Badbea is on the East coast of Caithness, about five miles North of Helmsdale. When the Straths of Langwell, Ousdale and Berriedale were cleared for the establishment of sheep farms, evicted tenants settled in Badbea and hacked out plots of land on the steep hillside.

Badbea is a secluded desolate spot situated on the slopes leading down to the precipitous Berriedale cliffs.

In 1814 the Estate was sold to James Horne and the population numbered around 80 people comprising of 12 families.

The families were industrious and frugal. Every house had its spinning wheel; spinning and carding were learnt by all the young women.

Video Clip:

This video shows the monument which stands amid the ruins of Badbea.


Each family possessed a few head of cattle, a fat pig and an abundance of fish and plenty of good potatoes and milk. Fresh water was obtained from a spring flowing out of the hillside.

Life was hard and very primitive, especially with only one horse in the whole village. There was not even a plough and the chaib (a kind of spade) was used in its place. The harrow was dragged behind a man, and the manure carried on women’s backs in creels.

Fishing was the main employment. Tons of fish could be landed in a day with fish put aside for the widows with young children.

At one time there were 13 fishing boats at Berriedale, which would go out and fish for herring. Women would tether their children and chickens to the rocks while they spent their days gutting the fish, unfortunately, Donald Horne decided to do away with herring fishing for salmon fishing and so another form of employment was gone.

There was some trifling work to be got occasionally on the estate, but the rate of wages was very low. If any young man had the courage to go and work beyond the estate his parents would suffer by being turned out of their house.

Illicit whisky stills were operated in Badbea and a signal system operated to warn when excise men were approaching. Read more about illicit stills .

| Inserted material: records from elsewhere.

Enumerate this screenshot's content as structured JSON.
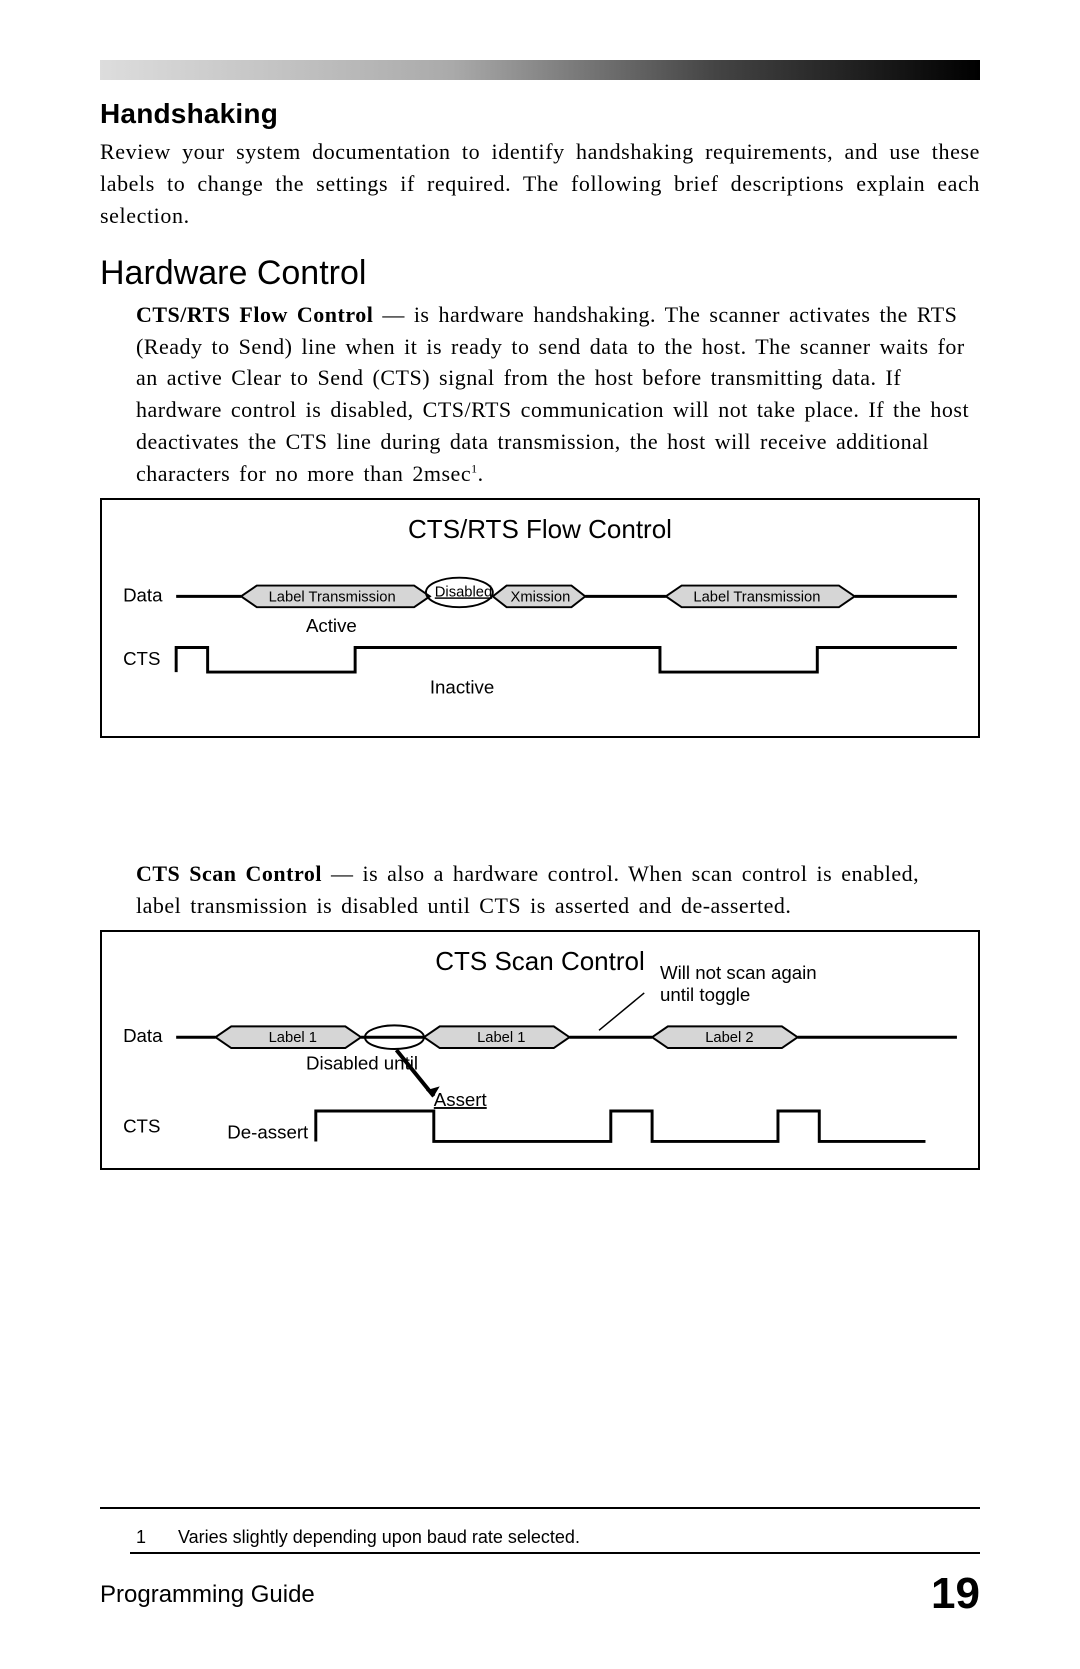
{
  "section_heading": "Handshaking",
  "intro": "Review your system documentation to identify handshaking requirements, and use these labels to change the settings if required.  The following brief descriptions explain each selection.",
  "sub_heading": "Hardware Control",
  "cts_rts": {
    "title": "CTS/RTS Flow Control",
    "dash": "  —  ",
    "text_after": "is hardware handshaking.  The scanner activates the RTS (Ready to Send) line when it is ready to send data to the host.  The scanner waits for an active Clear to Send (CTS) signal from the host before transmitting data.  If hardware control is disabled, CTS/RTS communication will not take place. If the host deactivates the CTS line during data transmission, the host will receive additional characters for no more than 2msec",
    "sup": "1",
    "period": "."
  },
  "diagram1": {
    "title": "CTS/RTS Flow Control",
    "data": "Data",
    "cts": "CTS",
    "label_transmission_1": "Label Transmission",
    "disabled": "Disabled",
    "xmission": "Xmission",
    "label_transmission_2": "Label Transmission",
    "active": "Active",
    "inactive": "Inactive"
  },
  "cts_scan": {
    "title": "CTS Scan Control",
    "dash": "  —  ",
    "text_after": "is also a hardware control.  When scan control is enabled, label transmission is disabled until CTS is asserted and de-asserted."
  },
  "diagram2": {
    "title": "CTS Scan Control",
    "data": "Data",
    "cts": "CTS",
    "label1a": "Label 1",
    "label1b": "Label 1",
    "label2": "Label 2",
    "disabled_until": "Disabled until",
    "assert": "Assert",
    "deassert": "De-assert",
    "note_l1": "Will not scan again",
    "note_l2": "until toggle"
  },
  "footnote": {
    "num": "1",
    "text": "Varies slightly depending upon baud rate selected."
  },
  "footer": {
    "left": "Programming Guide",
    "page": "19"
  }
}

The monument was erected in 1911 by Donald Sutherland in memory of the people of Badbea including his father, Alexander Sutherland, who was born in Badbea in 1806 and emigrated to New Zealand in 1839. Also listed are the names of some of the other inhabitants of the village. Many emigrated to New Zealand and North America, the last inhabitant leaving in 1911.